• **THE TASK**:
Which lines have the string "with"? Copy all of them from the entries below.

━━━━━ SOURCE MATERIAL ━━━━━

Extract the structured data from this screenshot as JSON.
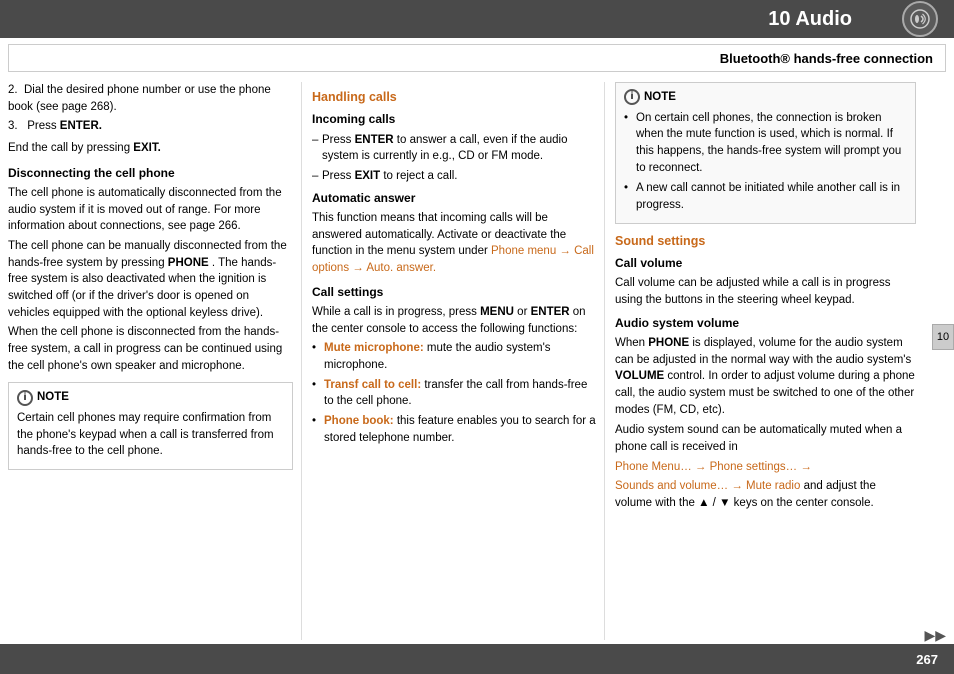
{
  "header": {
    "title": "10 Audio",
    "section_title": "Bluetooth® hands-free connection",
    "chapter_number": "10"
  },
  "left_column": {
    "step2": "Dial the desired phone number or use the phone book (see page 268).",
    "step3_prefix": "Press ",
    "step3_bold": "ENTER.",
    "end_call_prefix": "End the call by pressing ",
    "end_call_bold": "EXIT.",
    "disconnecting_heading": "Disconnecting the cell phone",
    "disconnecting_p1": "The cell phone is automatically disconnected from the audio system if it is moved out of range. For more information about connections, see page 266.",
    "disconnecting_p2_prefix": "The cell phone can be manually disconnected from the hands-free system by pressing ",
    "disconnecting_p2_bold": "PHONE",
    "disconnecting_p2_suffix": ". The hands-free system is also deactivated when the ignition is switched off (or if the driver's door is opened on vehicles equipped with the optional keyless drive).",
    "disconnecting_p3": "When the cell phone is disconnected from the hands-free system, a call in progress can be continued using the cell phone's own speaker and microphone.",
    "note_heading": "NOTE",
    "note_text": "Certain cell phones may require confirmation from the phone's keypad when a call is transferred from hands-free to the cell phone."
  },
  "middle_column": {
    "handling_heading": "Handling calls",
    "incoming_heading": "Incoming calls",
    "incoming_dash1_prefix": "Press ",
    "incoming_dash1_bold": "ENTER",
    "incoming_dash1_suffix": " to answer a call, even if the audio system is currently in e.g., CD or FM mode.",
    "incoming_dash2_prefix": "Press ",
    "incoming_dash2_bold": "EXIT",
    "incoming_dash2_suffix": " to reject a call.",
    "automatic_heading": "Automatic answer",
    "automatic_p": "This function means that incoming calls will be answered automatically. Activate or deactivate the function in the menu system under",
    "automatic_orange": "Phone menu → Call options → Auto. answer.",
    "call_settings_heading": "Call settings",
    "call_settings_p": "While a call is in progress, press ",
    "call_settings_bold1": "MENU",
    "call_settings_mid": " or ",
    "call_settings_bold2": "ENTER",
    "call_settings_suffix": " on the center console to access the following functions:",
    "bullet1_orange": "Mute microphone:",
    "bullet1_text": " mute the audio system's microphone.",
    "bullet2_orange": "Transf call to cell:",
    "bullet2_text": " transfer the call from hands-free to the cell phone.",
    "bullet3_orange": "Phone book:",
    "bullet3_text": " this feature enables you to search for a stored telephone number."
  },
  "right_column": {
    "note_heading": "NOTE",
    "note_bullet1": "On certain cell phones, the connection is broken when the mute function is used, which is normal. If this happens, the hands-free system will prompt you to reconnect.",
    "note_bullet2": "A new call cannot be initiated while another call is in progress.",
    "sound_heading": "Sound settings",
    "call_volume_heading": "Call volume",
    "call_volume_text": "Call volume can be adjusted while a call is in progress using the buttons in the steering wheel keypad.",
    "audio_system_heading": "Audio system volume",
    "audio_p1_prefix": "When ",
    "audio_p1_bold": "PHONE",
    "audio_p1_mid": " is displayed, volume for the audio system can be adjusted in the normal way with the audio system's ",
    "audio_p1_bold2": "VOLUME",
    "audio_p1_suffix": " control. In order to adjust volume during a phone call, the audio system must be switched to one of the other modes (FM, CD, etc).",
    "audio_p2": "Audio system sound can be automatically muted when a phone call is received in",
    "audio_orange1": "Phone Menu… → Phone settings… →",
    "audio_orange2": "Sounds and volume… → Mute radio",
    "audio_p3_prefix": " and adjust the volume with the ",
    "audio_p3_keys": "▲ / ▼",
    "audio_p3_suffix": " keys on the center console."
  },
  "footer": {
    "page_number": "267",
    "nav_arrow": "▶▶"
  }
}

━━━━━
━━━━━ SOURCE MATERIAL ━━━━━

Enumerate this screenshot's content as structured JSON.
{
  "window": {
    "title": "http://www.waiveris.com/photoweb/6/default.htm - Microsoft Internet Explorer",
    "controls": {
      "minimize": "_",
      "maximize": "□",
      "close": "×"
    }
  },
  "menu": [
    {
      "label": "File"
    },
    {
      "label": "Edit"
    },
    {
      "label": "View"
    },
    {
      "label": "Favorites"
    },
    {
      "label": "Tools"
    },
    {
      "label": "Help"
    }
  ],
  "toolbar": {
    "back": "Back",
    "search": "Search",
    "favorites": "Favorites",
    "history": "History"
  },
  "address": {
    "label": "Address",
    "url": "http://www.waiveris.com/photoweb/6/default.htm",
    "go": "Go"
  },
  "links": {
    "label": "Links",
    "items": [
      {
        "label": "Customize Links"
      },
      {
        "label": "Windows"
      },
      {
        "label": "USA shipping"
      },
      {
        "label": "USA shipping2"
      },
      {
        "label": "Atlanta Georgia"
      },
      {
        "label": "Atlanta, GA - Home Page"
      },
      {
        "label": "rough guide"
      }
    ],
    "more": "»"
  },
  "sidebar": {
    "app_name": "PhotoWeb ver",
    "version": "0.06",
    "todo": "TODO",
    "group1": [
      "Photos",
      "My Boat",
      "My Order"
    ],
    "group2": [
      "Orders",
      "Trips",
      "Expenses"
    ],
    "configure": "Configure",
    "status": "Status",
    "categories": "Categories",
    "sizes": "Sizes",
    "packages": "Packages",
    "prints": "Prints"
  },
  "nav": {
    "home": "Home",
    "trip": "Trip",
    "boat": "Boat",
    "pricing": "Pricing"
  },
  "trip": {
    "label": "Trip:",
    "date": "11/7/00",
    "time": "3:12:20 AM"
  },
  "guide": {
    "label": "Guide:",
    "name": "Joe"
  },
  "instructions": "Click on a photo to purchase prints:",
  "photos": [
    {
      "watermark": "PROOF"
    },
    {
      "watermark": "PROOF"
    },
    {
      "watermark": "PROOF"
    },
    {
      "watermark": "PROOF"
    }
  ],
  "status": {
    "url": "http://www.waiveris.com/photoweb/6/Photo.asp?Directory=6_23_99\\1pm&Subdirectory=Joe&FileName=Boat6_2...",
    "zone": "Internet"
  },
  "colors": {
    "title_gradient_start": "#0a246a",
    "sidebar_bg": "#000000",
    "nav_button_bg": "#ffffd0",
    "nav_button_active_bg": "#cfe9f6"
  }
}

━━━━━

• **ANSWER TO THIS PROBLEM**:
    "disconnecting_p2_suffix": ". The hands-free system is also deactivated when the ignition is switched off (or if the driver's door is opened on vehicles equipped with the optional keyless drive).",
    "audio_p1_mid": " is displayed, volume for the audio system can be adjusted in the normal way with the audio system's ",
    "audio_p3_prefix": " and adjust the volume with the ",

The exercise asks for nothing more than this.